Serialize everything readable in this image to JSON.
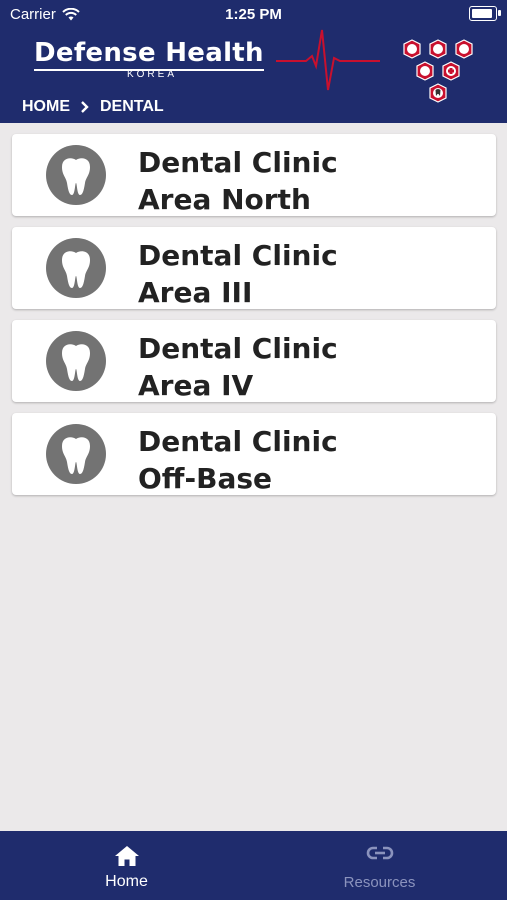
{
  "status": {
    "carrier": "Carrier",
    "time": "1:25 PM"
  },
  "header": {
    "logo_title": "Defense Health",
    "logo_sub": "KOREA",
    "breadcrumb": [
      "HOME",
      "DENTAL"
    ]
  },
  "clinics": [
    {
      "line1": "Dental Clinic",
      "line2": "Area North",
      "icon": "tooth-icon"
    },
    {
      "line1": "Dental Clinic",
      "line2": "Area III",
      "icon": "tooth-icon"
    },
    {
      "line1": "Dental Clinic",
      "line2": "Area IV",
      "icon": "tooth-icon"
    },
    {
      "line1": "Dental Clinic",
      "line2": "Off-Base",
      "icon": "tooth-icon"
    }
  ],
  "tabbar": {
    "home": {
      "label": "Home",
      "icon": "home-icon",
      "active": true
    },
    "resources": {
      "label": "Resources",
      "icon": "link-icon",
      "active": false
    }
  },
  "colors": {
    "brand": "#1f2c6d",
    "accent_red": "#c8102e",
    "background": "#ebe9ea",
    "icon_gray": "#737373"
  }
}
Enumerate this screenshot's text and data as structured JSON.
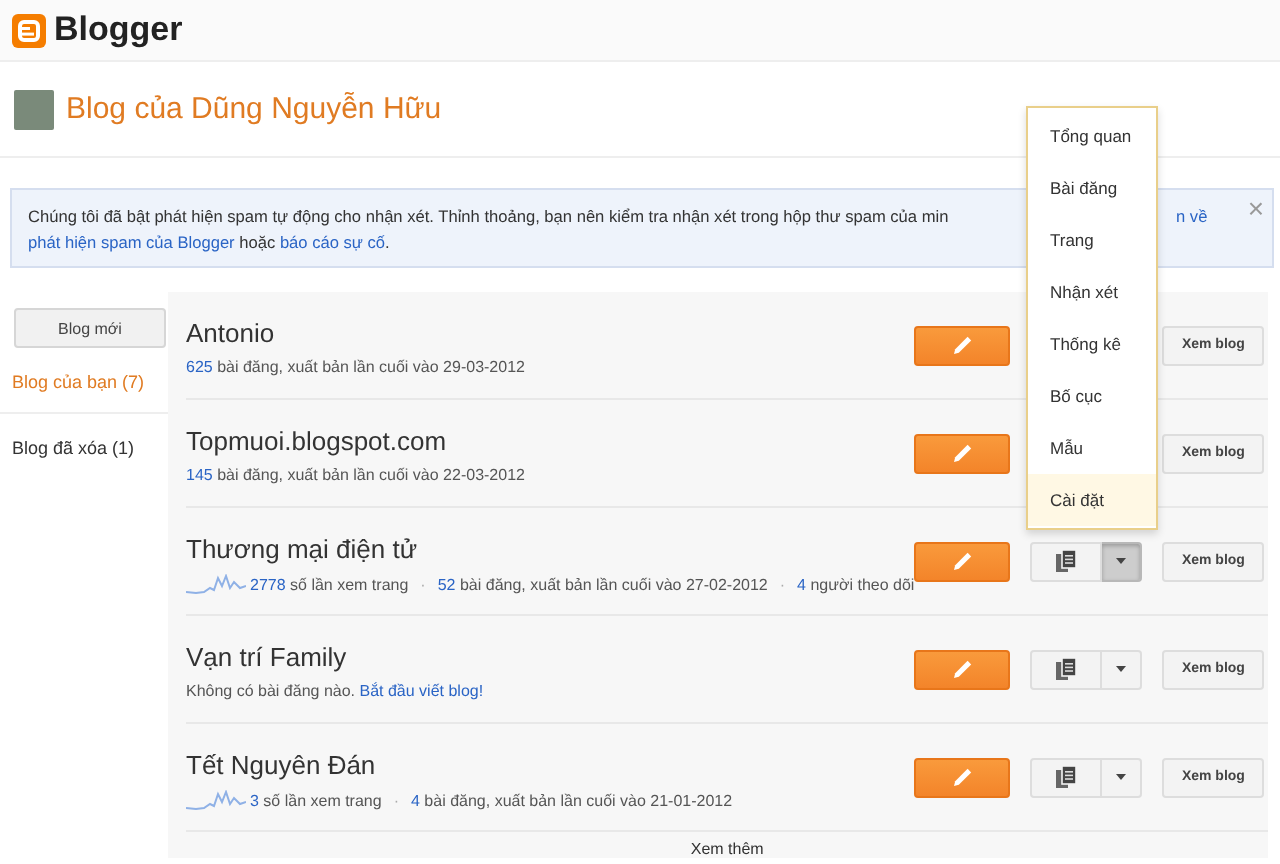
{
  "header": {
    "logo_text": "Blogger"
  },
  "blog_title": "Blog của Dũng Nguyễn Hữu",
  "notice": {
    "line1": "Chúng tôi đã bật phát hiện spam tự động cho nhận xét. Thỉnh thoảng, bạn nên kiểm tra nhận xét trong hộp thư spam của min",
    "line1_tail": "n về",
    "link1": "phát hiện spam của Blogger",
    "middle": " hoặc ",
    "link2": "báo cáo sự cố",
    "end": ".",
    "close": "×"
  },
  "sidebar": {
    "new_blog_button": "Blog mới",
    "items": [
      {
        "label": "Blog của bạn (7)",
        "selected": true
      },
      {
        "label": "Blog đã xóa (1)",
        "selected": false
      }
    ]
  },
  "blogs": [
    {
      "title": "Antonio",
      "sparkline": false,
      "menu_button": false,
      "view_button": "Xem blog",
      "meta": [
        {
          "kind": "count",
          "number": "625",
          "text": " bài đăng, xuất bản lần cuối vào 29-03-2012"
        }
      ]
    },
    {
      "title": "Topmuoi.blogspot.com",
      "sparkline": false,
      "menu_button": false,
      "view_button": "Xem blog",
      "meta": [
        {
          "kind": "count",
          "number": "145",
          "text": " bài đăng, xuất bản lần cuối vào 22-03-2012"
        }
      ]
    },
    {
      "title": "Thương mại điện tử",
      "sparkline": true,
      "menu_button": true,
      "menu_open": true,
      "view_button": "Xem blog",
      "meta": [
        {
          "kind": "count",
          "number": "2778",
          "text": " số lần xem trang"
        },
        {
          "kind": "separator",
          "text": "·"
        },
        {
          "kind": "count",
          "number": "52",
          "text": " bài đăng, xuất bản lần cuối vào 27-02-2012"
        },
        {
          "kind": "separator",
          "text": "·"
        },
        {
          "kind": "count",
          "number": "4",
          "text": " người theo dõi"
        }
      ]
    },
    {
      "title": "Vạn trí Family",
      "sparkline": false,
      "menu_button": true,
      "menu_open": false,
      "view_button": "Xem blog",
      "meta": [
        {
          "kind": "text",
          "text": "Không có bài đăng nào. "
        },
        {
          "kind": "link",
          "text": "Bắt đầu viết blog!"
        }
      ]
    },
    {
      "title": "Tết Nguyên Đán",
      "sparkline": true,
      "menu_button": true,
      "menu_open": false,
      "view_button": "Xem blog",
      "meta": [
        {
          "kind": "count",
          "number": "3",
          "text": " số lần xem trang"
        },
        {
          "kind": "separator",
          "text": "·"
        },
        {
          "kind": "count",
          "number": "4",
          "text": " bài đăng, xuất bản lần cuối vào 21-01-2012"
        }
      ]
    }
  ],
  "more_link": "Xem thêm",
  "dropdown_menu": [
    {
      "label": "Tổng quan",
      "selected": false
    },
    {
      "label": "Bài đăng",
      "selected": false
    },
    {
      "label": "Trang",
      "selected": false
    },
    {
      "label": "Nhận xét",
      "selected": false
    },
    {
      "label": "Thống kê",
      "selected": false
    },
    {
      "label": "Bố cục",
      "selected": false
    },
    {
      "label": "Mẫu",
      "selected": false
    },
    {
      "label": "Cài đặt",
      "selected": true
    }
  ]
}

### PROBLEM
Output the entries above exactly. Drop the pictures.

### RESULT FOR THIS TASK
Serialize everything readable in this image to JSON.
{
  "status": {
    "carrier": "Carrier",
    "time": "1:25 PM"
  },
  "header": {
    "logo_title": "Defense Health",
    "logo_sub": "KOREA",
    "breadcrumb": [
      "HOME",
      "DENTAL"
    ]
  },
  "clinics": [
    {
      "line1": "Dental Clinic",
      "line2": "Area North",
      "icon": "tooth-icon"
    },
    {
      "line1": "Dental Clinic",
      "line2": "Area III",
      "icon": "tooth-icon"
    },
    {
      "line1": "Dental Clinic",
      "line2": "Area IV",
      "icon": "tooth-icon"
    },
    {
      "line1": "Dental Clinic",
      "line2": "Off-Base",
      "icon": "tooth-icon"
    }
  ],
  "tabbar": {
    "home": {
      "label": "Home",
      "icon": "home-icon",
      "active": true
    },
    "resources": {
      "label": "Resources",
      "icon": "link-icon",
      "active": false
    }
  },
  "colors": {
    "brand": "#1f2c6d",
    "accent_red": "#c8102e",
    "background": "#ebe9ea",
    "icon_gray": "#737373"
  }
}
Enumerate this screenshot's text and data as structured JSON.
{
  "header": {
    "logo_text": "Blogger"
  },
  "blog_title": "Blog của Dũng Nguyễn Hữu",
  "notice": {
    "line1": "Chúng tôi đã bật phát hiện spam tự động cho nhận xét. Thỉnh thoảng, bạn nên kiểm tra nhận xét trong hộp thư spam của min",
    "line1_tail": "n về",
    "link1": "phát hiện spam của Blogger",
    "middle": " hoặc ",
    "link2": "báo cáo sự cố",
    "end": ".",
    "close": "×"
  },
  "sidebar": {
    "new_blog_button": "Blog mới",
    "items": [
      {
        "label": "Blog của bạn (7)",
        "selected": true
      },
      {
        "label": "Blog đã xóa (1)",
        "selected": false
      }
    ]
  },
  "blogs": [
    {
      "title": "Antonio",
      "sparkline": false,
      "menu_button": false,
      "view_button": "Xem blog",
      "meta": [
        {
          "kind": "count",
          "number": "625",
          "text": " bài đăng, xuất bản lần cuối vào 29-03-2012"
        }
      ]
    },
    {
      "title": "Topmuoi.blogspot.com",
      "sparkline": false,
      "menu_button": false,
      "view_button": "Xem blog",
      "meta": [
        {
          "kind": "count",
          "number": "145",
          "text": " bài đăng, xuất bản lần cuối vào 22-03-2012"
        }
      ]
    },
    {
      "title": "Thương mại điện tử",
      "sparkline": true,
      "menu_button": true,
      "menu_open": true,
      "view_button": "Xem blog",
      "meta": [
        {
          "kind": "count",
          "number": "2778",
          "text": " số lần xem trang"
        },
        {
          "kind": "separator",
          "text": "·"
        },
        {
          "kind": "count",
          "number": "52",
          "text": " bài đăng, xuất bản lần cuối vào 27-02-2012"
        },
        {
          "kind": "separator",
          "text": "·"
        },
        {
          "kind": "count",
          "number": "4",
          "text": " người theo dõi"
        }
      ]
    },
    {
      "title": "Vạn trí Family",
      "sparkline": false,
      "menu_button": true,
      "menu_open": false,
      "view_button": "Xem blog",
      "meta": [
        {
          "kind": "text",
          "text": "Không có bài đăng nào. "
        },
        {
          "kind": "link",
          "text": "Bắt đầu viết blog!"
        }
      ]
    },
    {
      "title": "Tết Nguyên Đán",
      "sparkline": true,
      "menu_button": true,
      "menu_open": false,
      "view_button": "Xem blog",
      "meta": [
        {
          "kind": "count",
          "number": "3",
          "text": " số lần xem trang"
        },
        {
          "kind": "separator",
          "text": "·"
        },
        {
          "kind": "count",
          "number": "4",
          "text": " bài đăng, xuất bản lần cuối vào 21-01-2012"
        }
      ]
    }
  ],
  "more_link": "Xem thêm",
  "dropdown_menu": [
    {
      "label": "Tổng quan",
      "selected": false
    },
    {
      "label": "Bài đăng",
      "selected": false
    },
    {
      "label": "Trang",
      "selected": false
    },
    {
      "label": "Nhận xét",
      "selected": false
    },
    {
      "label": "Thống kê",
      "selected": false
    },
    {
      "label": "Bố cục",
      "selected": false
    },
    {
      "label": "Mẫu",
      "selected": false
    },
    {
      "label": "Cài đặt",
      "selected": true
    }
  ]
}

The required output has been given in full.